Note: If you want to apply a single style to all instances of a component in your SWF file, change the style globally using _global.styles.ComponentName.

Using Runtime-Shared Libraries

You can sometimes improve download time by using runtime-shared libraries. These libraries are usually necessary for larger applications or when numerous applications on a site use the same components or symbols. By externalizing the common assets of your SWF files, you do not download classes repeatedly. The first SWF file that uses a shared library has a longer download time, because both the SWF file and the library load. The library caches on the user’s computer, and then all the subsequent SWF files use the library. This process can greatly improve download time for some larger applications.

Displaying Special Characters

Computer systems have a specific code page that is regional. For example, a computer in Japan has a different code page than a computer in England. Flash Player 5 and earlier versions relied on the code page to display text; Flash Player 6 and later versions use Unicode to display text. Unicode is more reliable and standardized for displaying text because it is a universal character set that contains characters for all languages. Most current applications use Unicode.

You can use Unicode escape sequences to display special characters in Flash Player 6. However, it is possible that not all your characters display correctly if you do not load text that is UTF-8 or UTF-16 encoded (Unicode) or if you do not use a Unicode escape sequence to display the special character. Table 4 shows a list of commonly used escape sequences.


Table 4. Commonly Used Unicode Escape Sequences

Character Description Unicode Escape Sequence
em-dash () u2014
registered sign (®) u00AE
copyright sign (©) u00A9
trademark sign (TM) u2122
Euro sign () u20AC
backslash () u005C
forward slash (/) u002F
open curly brace ({) u007B
close curly brace (}) u007D
greater than (<) u003C
less than (>) u003E
asterisk (*) u002A

A non-Unicode application uses the operating system’s code page to render characters on a page.
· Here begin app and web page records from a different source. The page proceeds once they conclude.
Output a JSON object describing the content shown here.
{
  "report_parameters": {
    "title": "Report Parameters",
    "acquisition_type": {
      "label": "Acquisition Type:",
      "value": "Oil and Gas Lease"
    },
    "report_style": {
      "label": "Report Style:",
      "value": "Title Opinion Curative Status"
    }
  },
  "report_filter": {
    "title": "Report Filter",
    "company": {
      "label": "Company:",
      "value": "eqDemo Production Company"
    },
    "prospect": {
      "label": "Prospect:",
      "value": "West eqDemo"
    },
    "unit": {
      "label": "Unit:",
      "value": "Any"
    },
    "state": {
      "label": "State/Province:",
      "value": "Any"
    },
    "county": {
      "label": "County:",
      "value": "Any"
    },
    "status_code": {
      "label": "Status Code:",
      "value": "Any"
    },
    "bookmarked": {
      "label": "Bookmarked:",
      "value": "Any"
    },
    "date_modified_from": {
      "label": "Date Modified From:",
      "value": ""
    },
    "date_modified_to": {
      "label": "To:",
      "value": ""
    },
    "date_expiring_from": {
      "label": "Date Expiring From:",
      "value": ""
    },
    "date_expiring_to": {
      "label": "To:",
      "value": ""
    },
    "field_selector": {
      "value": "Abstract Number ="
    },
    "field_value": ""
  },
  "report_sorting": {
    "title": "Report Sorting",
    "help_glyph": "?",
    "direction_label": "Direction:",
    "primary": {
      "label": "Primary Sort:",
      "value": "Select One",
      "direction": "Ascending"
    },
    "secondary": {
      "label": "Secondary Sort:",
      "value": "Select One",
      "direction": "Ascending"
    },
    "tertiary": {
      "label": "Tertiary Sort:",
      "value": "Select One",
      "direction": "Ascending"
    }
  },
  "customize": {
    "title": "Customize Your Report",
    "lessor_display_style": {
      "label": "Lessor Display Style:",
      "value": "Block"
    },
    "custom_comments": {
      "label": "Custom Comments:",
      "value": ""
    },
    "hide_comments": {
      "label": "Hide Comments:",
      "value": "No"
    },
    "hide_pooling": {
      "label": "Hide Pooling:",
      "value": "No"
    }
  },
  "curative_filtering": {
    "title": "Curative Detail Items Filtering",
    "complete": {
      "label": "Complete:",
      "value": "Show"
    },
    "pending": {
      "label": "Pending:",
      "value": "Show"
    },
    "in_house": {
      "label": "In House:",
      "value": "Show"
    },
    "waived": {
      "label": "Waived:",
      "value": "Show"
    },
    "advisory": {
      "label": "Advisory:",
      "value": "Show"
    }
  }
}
In this case, the characters you see are specified by the code page, so the characters appear correctly only when the code page on the user’s operating system matches the application’s code page. This means that the code page that was used to create the SWF file needs to match the code page on the end user’s computer. Using code pages is not a good idea for applications that might be used by an international audience; in this case, use Unicode instead.

Using System.useCodepage in your code forces the SWF file to use the system’s code page instead of Unicode. Only use this process in the following situations: when you are loading non-Unicode encoded text from an external location and when this text is encoded with the same code page as the user’s computer. If both these conditions are true, the text appears without a problem. If both of these conditions are not true, use Unicode and a Unicode escape sequence to format your text. To use an escape sequence, add the following ActionScript on Frame 1 of the Timeline:

this.createTextField("myText_txt", 99, 10, 10, 200, 25); 
myText_txt.text = "this is my text, u00A9 2004";

This ActionScript creates a text field, and enters text that includes a copyright symbol (©). You can make a SWF file use the operating system’s code page, which is controlled by the useCodepage property. When Flash exports a SWF file, it defaults to exporting Unicode text and System.useCodepage is set to false. You might encounter problems displaying special text, or text on international systems where using the system’s code page can seem to solve the problem of text incorrectly displaying. However, using System.useCodePage is always a last resort. Place the following line of code on Frame 1 of the Timeline:

System.useCodepage = true; 

Caution: The special character displays only if the user’s computer has the character included in the font that is being used. If you are not sure, embed the character or font in the SWF file.